Items from an interface collection
☆ ☆ ☆ ☆ ☆ ☆ ☆

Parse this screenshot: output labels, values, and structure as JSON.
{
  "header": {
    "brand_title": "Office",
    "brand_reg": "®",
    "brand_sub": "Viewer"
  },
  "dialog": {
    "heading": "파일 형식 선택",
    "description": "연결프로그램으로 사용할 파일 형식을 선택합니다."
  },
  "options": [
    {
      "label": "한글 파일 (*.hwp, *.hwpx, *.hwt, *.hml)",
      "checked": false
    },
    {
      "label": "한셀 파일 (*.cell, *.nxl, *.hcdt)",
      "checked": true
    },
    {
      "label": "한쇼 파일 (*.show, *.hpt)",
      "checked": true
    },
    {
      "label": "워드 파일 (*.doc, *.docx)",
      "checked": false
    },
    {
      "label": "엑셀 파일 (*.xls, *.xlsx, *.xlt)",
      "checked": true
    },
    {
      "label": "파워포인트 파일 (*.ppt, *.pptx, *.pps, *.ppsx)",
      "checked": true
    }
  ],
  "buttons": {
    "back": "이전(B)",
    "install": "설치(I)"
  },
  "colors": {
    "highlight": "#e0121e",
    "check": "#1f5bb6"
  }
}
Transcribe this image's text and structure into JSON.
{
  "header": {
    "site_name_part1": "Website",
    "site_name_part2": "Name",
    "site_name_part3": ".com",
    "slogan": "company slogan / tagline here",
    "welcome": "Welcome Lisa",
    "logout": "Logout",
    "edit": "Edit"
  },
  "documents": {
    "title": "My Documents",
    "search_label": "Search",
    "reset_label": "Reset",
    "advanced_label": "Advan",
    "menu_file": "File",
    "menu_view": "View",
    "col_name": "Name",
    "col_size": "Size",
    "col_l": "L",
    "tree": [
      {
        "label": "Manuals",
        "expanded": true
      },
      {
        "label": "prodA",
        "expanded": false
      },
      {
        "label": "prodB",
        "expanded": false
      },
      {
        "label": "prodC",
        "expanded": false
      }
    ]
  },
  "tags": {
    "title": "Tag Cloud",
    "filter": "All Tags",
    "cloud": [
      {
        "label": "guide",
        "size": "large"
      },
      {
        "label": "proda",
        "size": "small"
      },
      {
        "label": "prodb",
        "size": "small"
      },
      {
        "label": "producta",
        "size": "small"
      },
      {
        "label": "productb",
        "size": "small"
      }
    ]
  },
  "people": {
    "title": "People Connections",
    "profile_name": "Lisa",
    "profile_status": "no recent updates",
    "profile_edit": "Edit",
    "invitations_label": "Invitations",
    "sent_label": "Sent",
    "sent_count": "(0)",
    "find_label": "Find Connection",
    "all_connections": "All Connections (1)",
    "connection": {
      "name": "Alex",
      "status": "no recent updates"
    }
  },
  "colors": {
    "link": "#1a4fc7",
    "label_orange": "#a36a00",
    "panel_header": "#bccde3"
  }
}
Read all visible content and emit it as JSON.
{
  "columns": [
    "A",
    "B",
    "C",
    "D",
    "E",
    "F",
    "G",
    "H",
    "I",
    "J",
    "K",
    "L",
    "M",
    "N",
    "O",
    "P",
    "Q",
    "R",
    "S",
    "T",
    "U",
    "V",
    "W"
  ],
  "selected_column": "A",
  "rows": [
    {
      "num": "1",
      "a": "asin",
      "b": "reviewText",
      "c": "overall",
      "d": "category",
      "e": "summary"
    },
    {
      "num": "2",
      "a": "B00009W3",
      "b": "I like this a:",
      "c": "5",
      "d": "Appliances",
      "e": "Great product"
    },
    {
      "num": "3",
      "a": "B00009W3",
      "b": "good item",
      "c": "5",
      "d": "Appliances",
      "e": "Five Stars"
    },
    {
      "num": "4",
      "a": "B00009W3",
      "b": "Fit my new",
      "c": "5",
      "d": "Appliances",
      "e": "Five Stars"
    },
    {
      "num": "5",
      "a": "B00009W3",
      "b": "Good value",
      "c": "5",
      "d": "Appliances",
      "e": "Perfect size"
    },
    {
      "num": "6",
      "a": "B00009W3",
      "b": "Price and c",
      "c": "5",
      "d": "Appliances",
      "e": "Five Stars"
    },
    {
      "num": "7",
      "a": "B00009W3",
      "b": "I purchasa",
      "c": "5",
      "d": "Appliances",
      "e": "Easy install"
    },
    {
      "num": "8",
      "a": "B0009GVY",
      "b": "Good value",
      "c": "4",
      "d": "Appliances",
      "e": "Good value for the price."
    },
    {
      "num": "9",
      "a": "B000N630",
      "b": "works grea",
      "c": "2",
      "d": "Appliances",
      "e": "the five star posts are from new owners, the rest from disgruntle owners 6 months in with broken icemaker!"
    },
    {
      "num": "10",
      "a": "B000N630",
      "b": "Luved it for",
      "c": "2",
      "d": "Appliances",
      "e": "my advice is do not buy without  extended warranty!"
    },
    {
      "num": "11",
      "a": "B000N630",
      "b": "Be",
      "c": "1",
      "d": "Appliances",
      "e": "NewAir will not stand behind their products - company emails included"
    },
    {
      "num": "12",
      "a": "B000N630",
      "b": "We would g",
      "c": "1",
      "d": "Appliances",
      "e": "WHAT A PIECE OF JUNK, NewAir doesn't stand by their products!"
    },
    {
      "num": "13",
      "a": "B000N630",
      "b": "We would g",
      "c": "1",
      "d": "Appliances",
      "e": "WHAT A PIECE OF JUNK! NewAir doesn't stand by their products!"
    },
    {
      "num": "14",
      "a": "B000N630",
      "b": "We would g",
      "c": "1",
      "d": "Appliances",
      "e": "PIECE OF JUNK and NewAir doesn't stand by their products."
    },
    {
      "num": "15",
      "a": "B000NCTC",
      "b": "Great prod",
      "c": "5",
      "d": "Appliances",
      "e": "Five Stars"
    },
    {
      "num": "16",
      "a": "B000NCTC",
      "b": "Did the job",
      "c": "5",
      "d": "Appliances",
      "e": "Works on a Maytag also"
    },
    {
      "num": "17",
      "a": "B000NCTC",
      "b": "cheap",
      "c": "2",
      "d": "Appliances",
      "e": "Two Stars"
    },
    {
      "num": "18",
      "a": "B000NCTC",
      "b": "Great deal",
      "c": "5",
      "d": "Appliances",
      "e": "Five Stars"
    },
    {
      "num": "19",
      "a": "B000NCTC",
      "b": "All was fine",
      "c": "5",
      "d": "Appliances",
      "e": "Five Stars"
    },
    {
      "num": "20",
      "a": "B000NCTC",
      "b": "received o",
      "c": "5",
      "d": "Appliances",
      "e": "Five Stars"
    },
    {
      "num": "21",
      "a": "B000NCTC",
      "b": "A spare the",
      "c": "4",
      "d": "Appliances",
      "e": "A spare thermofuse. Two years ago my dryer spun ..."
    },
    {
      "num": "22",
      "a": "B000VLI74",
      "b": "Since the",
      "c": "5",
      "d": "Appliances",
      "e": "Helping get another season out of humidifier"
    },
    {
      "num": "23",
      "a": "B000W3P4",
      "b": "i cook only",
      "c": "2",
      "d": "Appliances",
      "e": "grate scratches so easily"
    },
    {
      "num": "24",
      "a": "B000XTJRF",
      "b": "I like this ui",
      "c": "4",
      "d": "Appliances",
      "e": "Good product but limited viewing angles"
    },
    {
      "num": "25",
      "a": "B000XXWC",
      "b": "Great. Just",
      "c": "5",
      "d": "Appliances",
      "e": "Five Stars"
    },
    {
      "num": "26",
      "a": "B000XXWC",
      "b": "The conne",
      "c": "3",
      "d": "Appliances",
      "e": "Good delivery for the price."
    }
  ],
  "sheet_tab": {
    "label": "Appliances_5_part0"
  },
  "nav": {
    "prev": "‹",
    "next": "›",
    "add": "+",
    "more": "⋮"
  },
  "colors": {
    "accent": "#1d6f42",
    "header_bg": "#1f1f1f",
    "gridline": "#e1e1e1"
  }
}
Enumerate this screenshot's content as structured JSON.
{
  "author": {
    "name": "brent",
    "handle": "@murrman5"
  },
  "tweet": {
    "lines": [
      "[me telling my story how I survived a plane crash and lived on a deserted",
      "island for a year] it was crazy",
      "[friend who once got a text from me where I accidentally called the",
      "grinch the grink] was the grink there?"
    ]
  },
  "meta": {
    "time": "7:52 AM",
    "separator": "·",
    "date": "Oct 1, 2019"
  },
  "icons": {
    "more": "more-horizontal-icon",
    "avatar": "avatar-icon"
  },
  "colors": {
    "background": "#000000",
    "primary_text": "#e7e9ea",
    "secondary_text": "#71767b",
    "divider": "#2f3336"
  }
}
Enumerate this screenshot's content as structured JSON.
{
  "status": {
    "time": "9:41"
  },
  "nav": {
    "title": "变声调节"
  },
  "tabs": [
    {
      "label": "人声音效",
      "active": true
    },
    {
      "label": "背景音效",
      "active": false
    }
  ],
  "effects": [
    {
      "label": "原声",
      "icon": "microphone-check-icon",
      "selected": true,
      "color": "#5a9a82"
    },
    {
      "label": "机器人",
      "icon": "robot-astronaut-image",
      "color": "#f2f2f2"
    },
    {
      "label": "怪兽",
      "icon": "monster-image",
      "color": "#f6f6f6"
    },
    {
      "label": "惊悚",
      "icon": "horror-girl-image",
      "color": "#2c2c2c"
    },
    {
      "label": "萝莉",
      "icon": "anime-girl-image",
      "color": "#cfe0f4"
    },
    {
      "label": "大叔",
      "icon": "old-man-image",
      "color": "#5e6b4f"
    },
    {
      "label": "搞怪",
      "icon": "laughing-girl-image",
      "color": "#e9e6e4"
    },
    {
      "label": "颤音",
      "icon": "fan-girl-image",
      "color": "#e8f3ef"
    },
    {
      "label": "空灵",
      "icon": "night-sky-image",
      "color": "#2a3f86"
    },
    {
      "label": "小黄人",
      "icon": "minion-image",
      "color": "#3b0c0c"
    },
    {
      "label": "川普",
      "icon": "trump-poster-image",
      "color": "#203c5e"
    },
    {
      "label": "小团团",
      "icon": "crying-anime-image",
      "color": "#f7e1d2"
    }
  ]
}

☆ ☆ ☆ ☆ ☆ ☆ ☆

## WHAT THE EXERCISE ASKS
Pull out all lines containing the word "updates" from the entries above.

## TASK OUTPUT
    "profile_status": "no recent updates",
      "status": "no recent updates"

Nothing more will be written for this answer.